While the iodisation of salt has contributed a great deal to improve global iodine deficiency levels, there are indications in many countries, including new Zealand, of a re-emergence of iodine deficiency. This is due in part to the increased consumption of commercially prepared foods made with cheaper, non-iodised salt, and because of decreased general use of salt (iodised and not) as a response to health programmes recommending reduced salt intake.
Of course using less salt, iodised or not, is a good thing, as we discussed previously. But the key message from most health bodies, in terms of iodine intake, is to opt for iodised salt when we do use salt, and to generally give preference to freshly prepared, non-processed foods. Non-vegetarians can boost their iodine intake with iodine rich foodsources like seafood, milk, eggs and meat, but vegetarians may well consider an iodine supplement.

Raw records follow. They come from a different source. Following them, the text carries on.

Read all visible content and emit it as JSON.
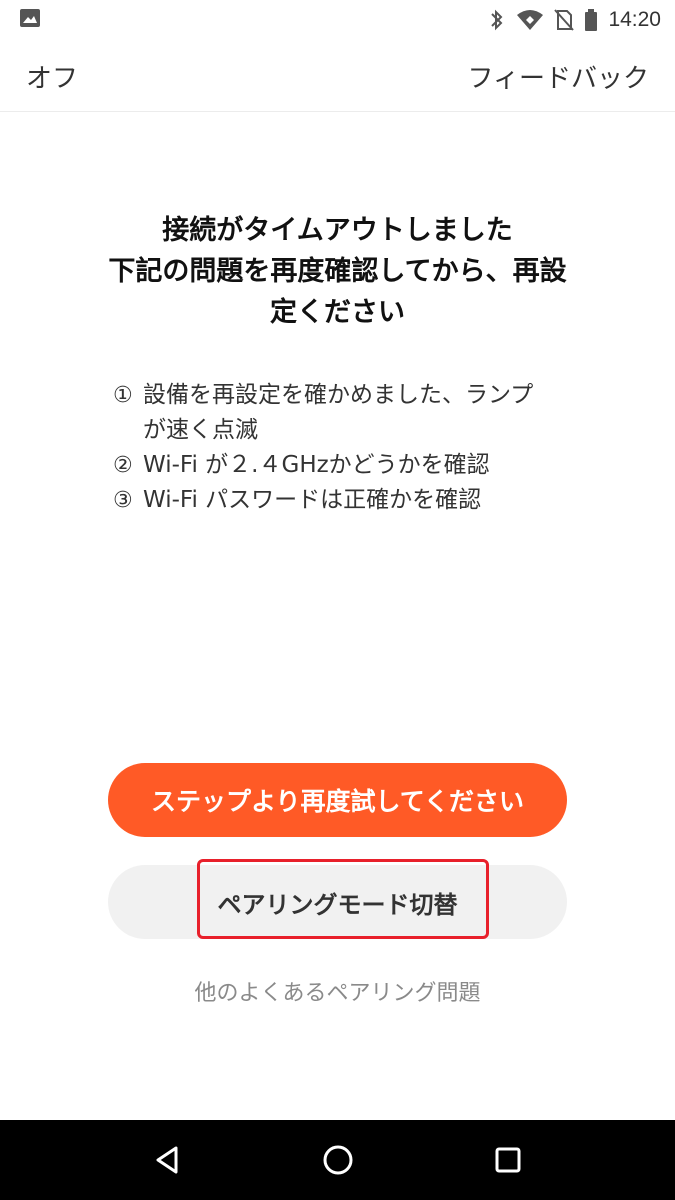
{
  "status_bar": {
    "time": "14:20",
    "icons": [
      "image-icon",
      "bluetooth-icon",
      "wifi-icon",
      "no-sim-icon",
      "battery-icon"
    ]
  },
  "header": {
    "left_label": "オフ",
    "right_label": "フィードバック"
  },
  "message": {
    "title_lines": [
      "接続がタイムアウトしました",
      "下記の問題を再度確認してから、再設",
      "定ください"
    ],
    "checklist": [
      {
        "num": "①",
        "text": "設備を再設定を確かめました、ランプが速く点滅"
      },
      {
        "num": "②",
        "text": "Wi-Fi が２.４GHzかどうかを確認"
      },
      {
        "num": "③",
        "text": "Wi-Fi パスワードは正確かを確認"
      }
    ]
  },
  "actions": {
    "primary_label": "ステップより再度試してください",
    "secondary_label": "ペアリングモード切替",
    "other_link": "他のよくあるペアリング問題"
  },
  "nav_bar": {
    "icons": [
      "back-icon",
      "home-icon",
      "recent-apps-icon"
    ]
  },
  "colors": {
    "accent": "#ff5a26",
    "highlight": "#e8202b",
    "secondary_bg": "#f1f1f1"
  }
}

Just remember that the iodine in iodised salt disappears over time due to evaporation and oxidation, so even when you do use iodised salt, that bag of salt that’s been sitting in the cupboard for years may not be of much use as an iodine supplement anymore.